1. Will Israel lie down for the avowedly hostile Hizballah and Iran to occupy territory along its eastern border?Israel officials have repeatedly emphasized that these forces would not be allowed to take up positions on the Golan border, a message Russia most certainly passed on to Damascus. If Hizballah and its allies go through with their planned offensive, Israel will have to consider serious military action to prevent them from reaching the border fence, i.e., an operation on a scale quite different from the small-shot IDF reprisals for rockets or shells straying across into the Golan from fighting on the other side.
2. Will the advancing Iranian-led force have Syrian air cover? If it does, the Israeli Air Force will also be involved in aerial combat over the Golan.

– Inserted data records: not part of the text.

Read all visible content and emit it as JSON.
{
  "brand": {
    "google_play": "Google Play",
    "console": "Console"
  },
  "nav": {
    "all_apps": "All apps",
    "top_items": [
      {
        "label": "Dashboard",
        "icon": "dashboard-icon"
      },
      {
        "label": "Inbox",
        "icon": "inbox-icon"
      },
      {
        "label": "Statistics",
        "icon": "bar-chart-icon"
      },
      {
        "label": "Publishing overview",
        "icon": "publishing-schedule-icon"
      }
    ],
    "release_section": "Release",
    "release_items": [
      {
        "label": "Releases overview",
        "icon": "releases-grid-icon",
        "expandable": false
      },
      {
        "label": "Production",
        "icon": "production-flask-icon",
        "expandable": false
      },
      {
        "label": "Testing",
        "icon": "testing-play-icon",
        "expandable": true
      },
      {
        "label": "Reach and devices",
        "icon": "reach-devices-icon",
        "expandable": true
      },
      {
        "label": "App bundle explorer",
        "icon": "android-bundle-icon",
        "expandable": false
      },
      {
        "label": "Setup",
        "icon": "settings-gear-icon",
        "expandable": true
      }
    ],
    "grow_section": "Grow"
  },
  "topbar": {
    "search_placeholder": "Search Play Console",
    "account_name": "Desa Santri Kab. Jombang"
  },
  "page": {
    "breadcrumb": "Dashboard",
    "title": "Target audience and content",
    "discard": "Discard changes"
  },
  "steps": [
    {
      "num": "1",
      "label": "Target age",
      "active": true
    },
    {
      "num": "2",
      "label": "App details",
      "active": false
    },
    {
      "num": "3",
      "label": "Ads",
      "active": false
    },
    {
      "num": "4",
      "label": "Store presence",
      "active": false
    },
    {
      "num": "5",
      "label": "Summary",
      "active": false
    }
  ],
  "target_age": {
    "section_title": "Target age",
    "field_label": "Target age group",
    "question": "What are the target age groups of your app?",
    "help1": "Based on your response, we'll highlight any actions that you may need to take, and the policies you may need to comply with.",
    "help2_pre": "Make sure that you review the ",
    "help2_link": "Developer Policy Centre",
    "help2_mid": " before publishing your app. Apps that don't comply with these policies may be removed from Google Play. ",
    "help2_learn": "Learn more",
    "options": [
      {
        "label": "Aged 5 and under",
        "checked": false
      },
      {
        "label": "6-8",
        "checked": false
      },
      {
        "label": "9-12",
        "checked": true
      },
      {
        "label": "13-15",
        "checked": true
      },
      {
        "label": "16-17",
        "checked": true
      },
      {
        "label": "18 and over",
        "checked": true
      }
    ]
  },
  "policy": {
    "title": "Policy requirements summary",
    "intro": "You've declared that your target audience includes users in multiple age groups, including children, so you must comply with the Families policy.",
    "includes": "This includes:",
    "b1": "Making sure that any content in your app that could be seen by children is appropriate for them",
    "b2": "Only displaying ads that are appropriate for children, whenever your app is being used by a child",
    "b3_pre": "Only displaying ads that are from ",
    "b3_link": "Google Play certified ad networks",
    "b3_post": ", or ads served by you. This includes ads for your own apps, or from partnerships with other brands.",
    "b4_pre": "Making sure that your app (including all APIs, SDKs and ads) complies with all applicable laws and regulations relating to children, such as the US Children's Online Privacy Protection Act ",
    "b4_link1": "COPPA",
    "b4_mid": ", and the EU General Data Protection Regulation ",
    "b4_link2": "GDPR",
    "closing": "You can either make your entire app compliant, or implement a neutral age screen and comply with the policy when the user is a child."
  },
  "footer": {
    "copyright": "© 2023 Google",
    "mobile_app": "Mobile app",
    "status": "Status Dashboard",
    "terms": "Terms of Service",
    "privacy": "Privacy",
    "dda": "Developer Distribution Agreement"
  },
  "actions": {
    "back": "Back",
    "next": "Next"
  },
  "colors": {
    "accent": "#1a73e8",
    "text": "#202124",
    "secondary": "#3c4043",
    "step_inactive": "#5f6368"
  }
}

Colorful Floor of Jerusalem's Temple Reconstructed
Sept. 7….(ISRAEL TODAY) After 12 years of painstaking work, Israeli archeologists were able to reconstruct seven complete tiles from the 600 pieces of tile found in the debris resulting from the Palestinians' reckless and illegal diggings on the Temple Mount. The Muslims are clearing out Jewish history in order to build a third mosque, the largest in Israel. The tiles in question were found as part of the special Temple Mount Sifting Project supervised by Gabriel Barkai and Yitzhak Dvira.
Prof. Barkai has told Israel's Ynet news portal that the seven reconstructed tiles "are of exceptional beauty, and were probably used for the Temple Mount porticos … The Jewish historian Josephus Flavius has described the floors of the Temple Mount as colorful … and here for the first time we have a glimpse of one aspect of the beauty of the Temple Mount."
Originally imported from Rome, Asia Minor, Tunisia and Egypt, the tiles were cut to different geometrical shapes and most likely were laid by foreign craftsmen sent by Emperor Augustus to his friend Herod the Great.
Franky Schneider, a specialist in decorative ancient floors who works with the sifting project and who reconstructed the tiles, said that the floor style, called Opus sectile, was the most exclusive type of tiling of the era.
Schneider and Dvira will present their findings in the annual conference of Megalim (City of David Studies of Ancient Jerusalem) on Thursday. Scheduled to speak at this conference is Director-General of the Ministry of Foreign Affairs, Dr. Dore Gold, who will address UNESCO’s treatment of the subject and its consequences on archaeological research in the State of Israel.